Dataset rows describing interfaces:
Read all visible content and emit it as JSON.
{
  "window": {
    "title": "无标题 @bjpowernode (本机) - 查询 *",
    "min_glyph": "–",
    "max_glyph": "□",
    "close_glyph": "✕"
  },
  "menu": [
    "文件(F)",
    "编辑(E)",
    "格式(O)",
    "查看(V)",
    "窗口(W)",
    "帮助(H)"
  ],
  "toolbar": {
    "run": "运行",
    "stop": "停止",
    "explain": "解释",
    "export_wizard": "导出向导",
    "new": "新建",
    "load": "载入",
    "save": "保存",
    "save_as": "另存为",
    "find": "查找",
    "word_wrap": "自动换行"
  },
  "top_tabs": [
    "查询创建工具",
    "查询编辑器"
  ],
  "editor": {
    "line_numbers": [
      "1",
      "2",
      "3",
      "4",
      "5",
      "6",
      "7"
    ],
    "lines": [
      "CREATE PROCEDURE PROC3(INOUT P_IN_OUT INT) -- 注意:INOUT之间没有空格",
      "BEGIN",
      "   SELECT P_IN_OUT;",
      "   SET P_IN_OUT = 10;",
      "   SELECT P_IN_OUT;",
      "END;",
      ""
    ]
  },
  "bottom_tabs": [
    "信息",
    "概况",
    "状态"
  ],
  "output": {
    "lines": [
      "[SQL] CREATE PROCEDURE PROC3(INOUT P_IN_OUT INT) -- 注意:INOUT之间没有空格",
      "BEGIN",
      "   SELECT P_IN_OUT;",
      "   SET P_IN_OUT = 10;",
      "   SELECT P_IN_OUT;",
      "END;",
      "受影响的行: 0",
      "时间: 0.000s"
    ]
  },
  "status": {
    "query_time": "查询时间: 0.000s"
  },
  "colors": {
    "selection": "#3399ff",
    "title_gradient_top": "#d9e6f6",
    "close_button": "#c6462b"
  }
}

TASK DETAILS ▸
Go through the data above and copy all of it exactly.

SOLUTION ▸
Read all visible content and emit it as JSON.
{
  "window": {
    "title": "无标题 @bjpowernode (本机) - 查询 *",
    "min_glyph": "–",
    "max_glyph": "□",
    "close_glyph": "✕"
  },
  "menu": [
    "文件(F)",
    "编辑(E)",
    "格式(O)",
    "查看(V)",
    "窗口(W)",
    "帮助(H)"
  ],
  "toolbar": {
    "run": "运行",
    "stop": "停止",
    "explain": "解释",
    "export_wizard": "导出向导",
    "new": "新建",
    "load": "载入",
    "save": "保存",
    "save_as": "另存为",
    "find": "查找",
    "word_wrap": "自动换行"
  },
  "top_tabs": [
    "查询创建工具",
    "查询编辑器"
  ],
  "editor": {
    "line_numbers": [
      "1",
      "2",
      "3",
      "4",
      "5",
      "6",
      "7"
    ],
    "lines": [
      "CREATE PROCEDURE PROC3(INOUT P_IN_OUT INT) -- 注意:INOUT之间没有空格",
      "BEGIN",
      "   SELECT P_IN_OUT;",
      "   SET P_IN_OUT = 10;",
      "   SELECT P_IN_OUT;",
      "END;",
      ""
    ]
  },
  "bottom_tabs": [
    "信息",
    "概况",
    "状态"
  ],
  "output": {
    "lines": [
      "[SQL] CREATE PROCEDURE PROC3(INOUT P_IN_OUT INT) -- 注意:INOUT之间没有空格",
      "BEGIN",
      "   SELECT P_IN_OUT;",
      "   SET P_IN_OUT = 10;",
      "   SELECT P_IN_OUT;",
      "END;",
      "受影响的行: 0",
      "时间: 0.000s"
    ]
  },
  "status": {
    "query_time": "查询时间: 0.000s"
  },
  "colors": {
    "selection": "#3399ff",
    "title_gradient_top": "#d9e6f6",
    "close_button": "#c6462b"
  }
}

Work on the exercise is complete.